NoDerivatives — If you remix, transform, or build upon the material, you may not distribute the modified material.
No additional restrictions — You may not apply legal terms or technological measures that legally restrict others from doing anything the license permits.
You do not have to comply with the license for elements of the material in the public domain or where your use is permitted by an applicable exception or limitation.
No warranties are given. The license may not give you all of the permissions necessary for your intended use. For example, other rights such as publicity, privacy, or moral rights may limit how you use the material.
Transfer of Copyright
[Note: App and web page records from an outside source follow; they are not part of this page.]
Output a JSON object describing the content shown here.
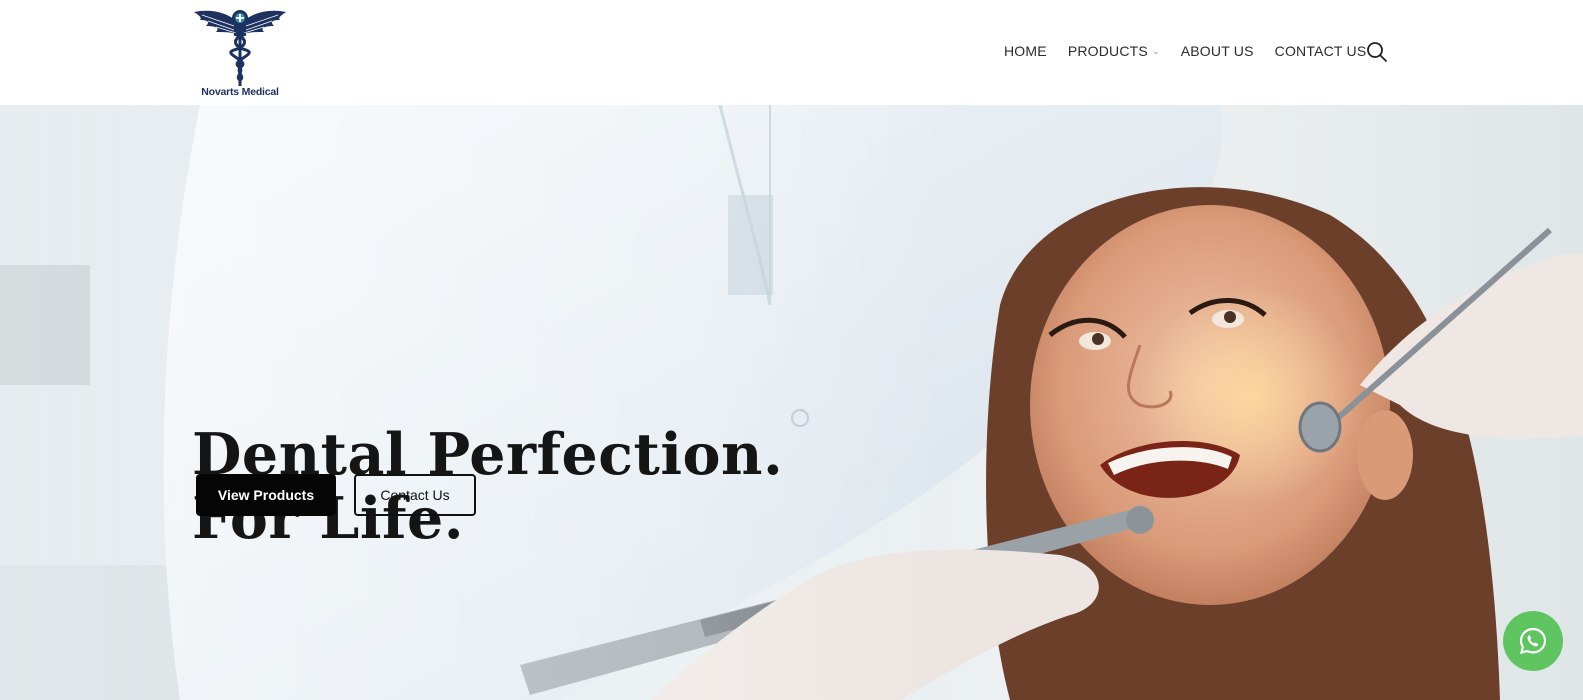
{
  "brand": {
    "name": "Novarts Medical",
    "logo_icon": "caduceus-icon"
  },
  "nav": {
    "items": [
      {
        "label": "HOME"
      },
      {
        "label": "PRODUCTS",
        "has_dropdown": true
      },
      {
        "label": "ABOUT US"
      },
      {
        "label": "CONTACT US"
      }
    ],
    "search_icon": "search-icon"
  },
  "hero": {
    "headline_line1": "Dental Perfection.",
    "headline_line2": "For Life.",
    "primary_button": "View Products",
    "secondary_button": "Contact Us",
    "image_subject": "dentist examining smiling patient"
  },
  "floating": {
    "icon": "whatsapp-icon",
    "color": "#5fc560"
  },
  "colors": {
    "brand_navy": "#1e3260",
    "button_dark": "#050505",
    "text_dark": "#151515"
  }
}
In consideration of JHSE’s publication of the Work, the authors hereby transfer, assign, and otherwise convey all copyright ownership worldwide, in all languages, and in all forms of media now or hereafter known, including electronic media such as CD-ROM, Internet, and Intranet, to JHSE. If JHSE should decide for any reason not to publish an author’s submission to the Work, JHSE shall give prompt notice of its decision to the corresponding author, this agreement shall terminate, and neither the author nor JHSE shall be under any further liability or obligation.
Each author certifies that he or she has no commercial associations (e.g., consultancies, stock ownership, equity interest, patent/licensing arrangements, etc.) that might pose a conflict of interest in connection with the submitted article, except as disclosed on a separate attachment. All funding sources supporting the Work and all institutional or corporate affiliations of the authors are acknowledged in a footnote in the Work.
Each author certifies that his or her institution has approved the protocol for any investigation involving humans or animals and that all experimentation was conducted in conformity with ethical and humane principles of research.
Biomedical journals typically require authors and reviewers to declare if they have any competing interests with regard to their research.
JHSE require authors to agree to Copyright Notice as part of the submission process.